Group Policy ADMX

You can enable/disable LSA using Group Policy as well. In Group Policy Management Editor go to Computer Configuration > Administrative Templates > System > Local Security Authority. The setting you want is “Configure LSASS to run as a protected process.” In the screenshot below you will notice a down arrow beside the setting title. The down arrow indicates that the setting is a preference setting and not stored in the typical group policy location in the registry.


Hackers are constantly trying to subvert the Windows logon process which is why you need to protect it from hackers as much as possible. LSA is a great out-of-the-box utility to help you achieve that.






Dec 2022

New Intune Feature - Multiple Admin Approval Process

A new feature update was released in the 2211 November update for Intune. The feature is called, Multiple Admin Approval Process (MAA). The premise for the new feature is to protect against a possible compromised administrative account using something called Intune access policies. These access policies require that a change be approved by a second administrative account before being applied.  An access policy states what resource will be protected and which group of accounts are permitted to approve the changes to those resources.

Currently, MAA is supported for the following resources

  • Apps deployments
  • Script deployments to devices running Windows of macOS

Anytime any admin goes to create or edit an object that involves a resource that is protected by an access policy, it must be approved by an approver without exception.

Let’s use a scenario to demonstrate how MAA works. First let’s create an access policy. To create an access policy, you must be assigned one of the following roles:

  • Intune Service Administrator
  • Azure Global Administrator

In the Microsoft Endpoint Management admin center, go to Tenant Administration > Multi Admin Approval > Access policies and click “Create” as shown in the screenshot below.

Name the policy and then choose the resource you want to protect.

The final step is to choose an Approver group. Any user that is a member of this group can approve requests.  Now I have created my first MAA access policy as shown below.

For this demonstration, I created a temporary Intune administrator account.  When creating temporary accounts for testing purposes, it is good to define an active time window for these accounts so that they are deactivated automatically if forgotten. As shown in the example below, I created an account called testadmin and I defined a start and ending time for its active state.

Now, I will log on to Intune using the account I just created. I go to Apps > All apps and click Add. I then create a policy to deploy Windows 365 apps to Windows machines. In the final Review + Create screen of the wizard, there is a Business Justification section at the bottom, prompting the requester to state the justification for doing this. Also note the outlined banner alerting requester that they must enter a business justification and that the request must be approved before being implemented. Once the business justification has been entered, click “Submit for approval” and the request is now sent to Received requests where it can be reviewed.
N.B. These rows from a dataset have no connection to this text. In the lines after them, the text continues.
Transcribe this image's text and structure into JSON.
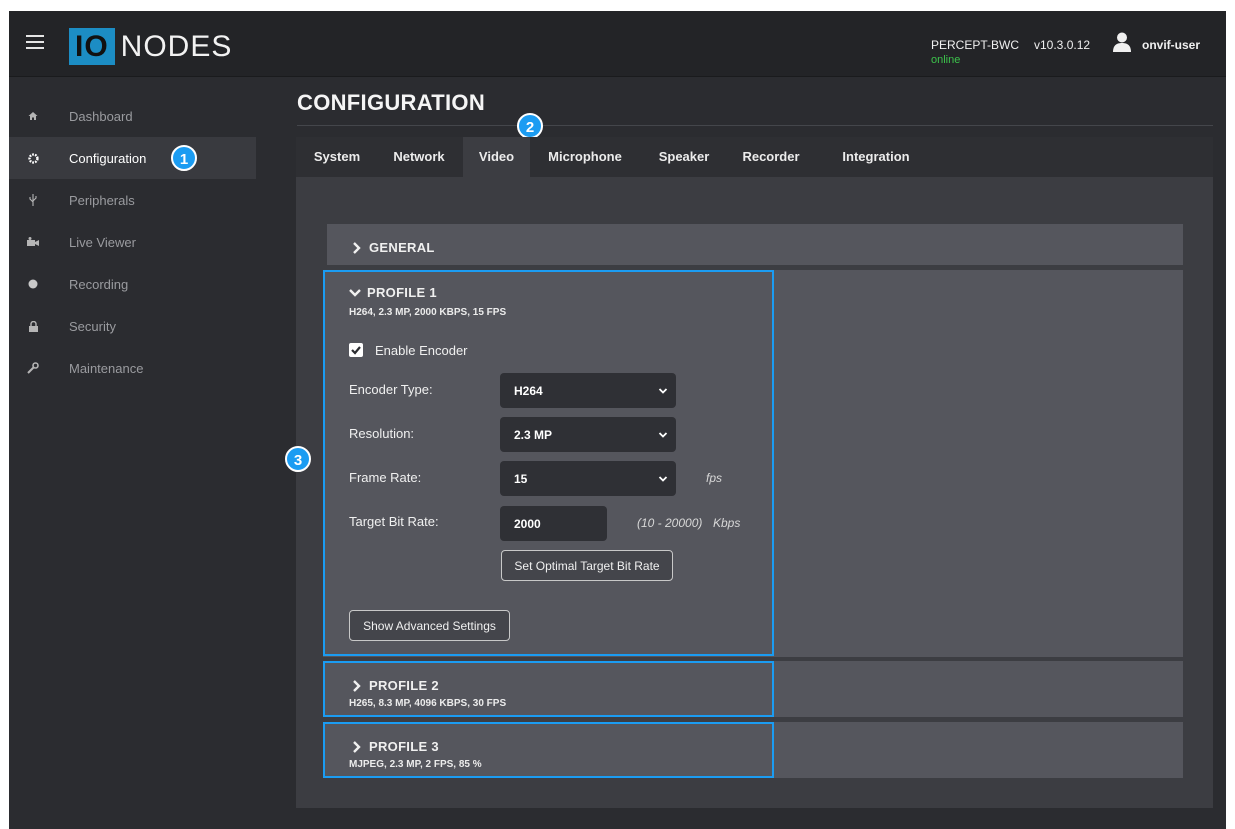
{
  "header": {
    "logo_mark": "IO",
    "logo_text": "NODES",
    "device_name": "PERCEPT-BWC",
    "device_status": "online",
    "version": "v10.3.0.12",
    "user": "onvif-user"
  },
  "sidebar": {
    "items": [
      {
        "label": "Dashboard",
        "icon": "home-icon"
      },
      {
        "label": "Configuration",
        "icon": "gear-icon"
      },
      {
        "label": "Peripherals",
        "icon": "usb-icon"
      },
      {
        "label": "Live Viewer",
        "icon": "camera-icon"
      },
      {
        "label": "Recording",
        "icon": "record-icon"
      },
      {
        "label": "Security",
        "icon": "lock-icon"
      },
      {
        "label": "Maintenance",
        "icon": "wrench-icon"
      }
    ]
  },
  "badges": {
    "b1": "1",
    "b2": "2",
    "b3": "3"
  },
  "page": {
    "title": "CONFIGURATION"
  },
  "tabs": [
    "System",
    "Network",
    "Video",
    "Microphone",
    "Speaker",
    "Recorder",
    "Integration"
  ],
  "general": {
    "title": "GENERAL"
  },
  "profile1": {
    "title": "PROFILE 1",
    "summary": "H264, 2.3 MP, 2000 KBPS, 15 FPS",
    "enable_encoder_label": "Enable Encoder",
    "enable_encoder_checked": true,
    "encoder_type_label": "Encoder Type:",
    "encoder_type_value": "H264",
    "resolution_label": "Resolution:",
    "resolution_value": "2.3 MP",
    "frame_rate_label": "Frame Rate:",
    "frame_rate_value": "15",
    "frame_rate_unit": "fps",
    "target_bit_rate_label": "Target Bit Rate:",
    "target_bit_rate_value": "2000",
    "target_bit_rate_range": "(10 - 20000)",
    "target_bit_rate_unit": "Kbps",
    "set_optimal_button": "Set Optimal Target Bit Rate",
    "advanced_button": "Show Advanced Settings"
  },
  "profile2": {
    "title": "PROFILE 2",
    "summary": "H265, 8.3 MP, 4096 KBPS, 30 FPS"
  },
  "profile3": {
    "title": "PROFILE 3",
    "summary": "MJPEG, 2.3 MP, 2 FPS, 85 %"
  },
  "colors": {
    "accent": "#1b9cf2",
    "online": "#3cc24b",
    "logo": "#1c8dc4"
  }
}
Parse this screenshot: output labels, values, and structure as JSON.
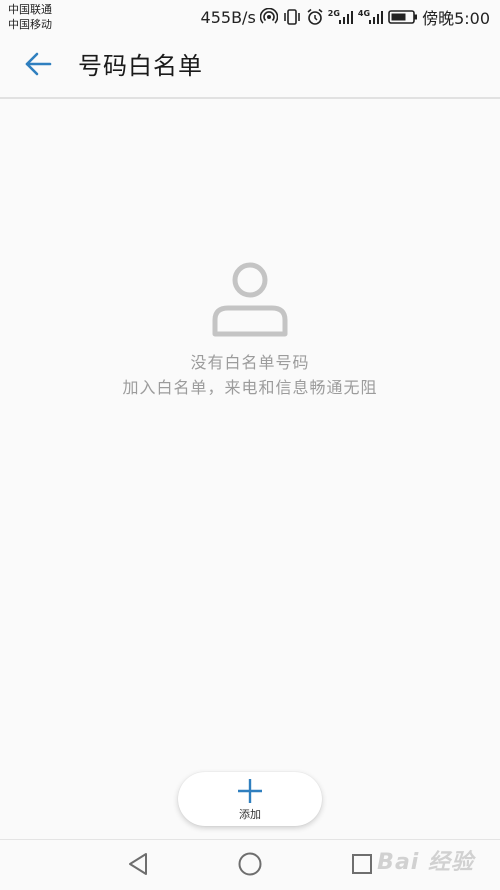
{
  "status_bar": {
    "carrier_1": "中国联通",
    "carrier_2": "中国移动",
    "net_speed": "455B/s",
    "signal_tag_1": "2G",
    "signal_tag_2": "4G",
    "time": "傍晚5:00"
  },
  "app_bar": {
    "title": "号码白名单",
    "back_icon": "arrow-left-icon"
  },
  "empty_state": {
    "icon": "person-outline-icon",
    "title": "没有白名单号码",
    "subtitle": "加入白名单，来电和信息畅通无阻"
  },
  "add_button": {
    "icon": "plus-icon",
    "label": "添加"
  },
  "nav_bar": {
    "back_icon": "triangle-back-icon",
    "home_icon": "circle-home-icon",
    "recents_icon": "square-recents-icon"
  },
  "watermark": {
    "text": "Bai 经验"
  },
  "colors": {
    "accent": "#2f7fbf",
    "background": "#fafafa",
    "hint_text": "#9c9c9c",
    "icon_gray": "#c4c4c4"
  }
}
In a separate session, I have logged into Intune using an account that is a member of the approver group. As shown in the screenshot below, the request now appears (in this example, I created two requests). To approve or deny the request, click the URL in the Business justification column.

After clicking on the URL, the approver is shown the requested resource changes. The request can be approved or denied and the approver can add notes for feedback as shown in the screenshot below.  

Switching back to the testadmin account, I can see the status of the requests made by that account. As shown below, one is approved while one still waits approval.

Note that any individual who submits a request and is also a member of the approval group can see their own requests, however, they cannot approve their own requests. Should no action be taken on a request for 30 days, it becomes expired and must be resubmitted.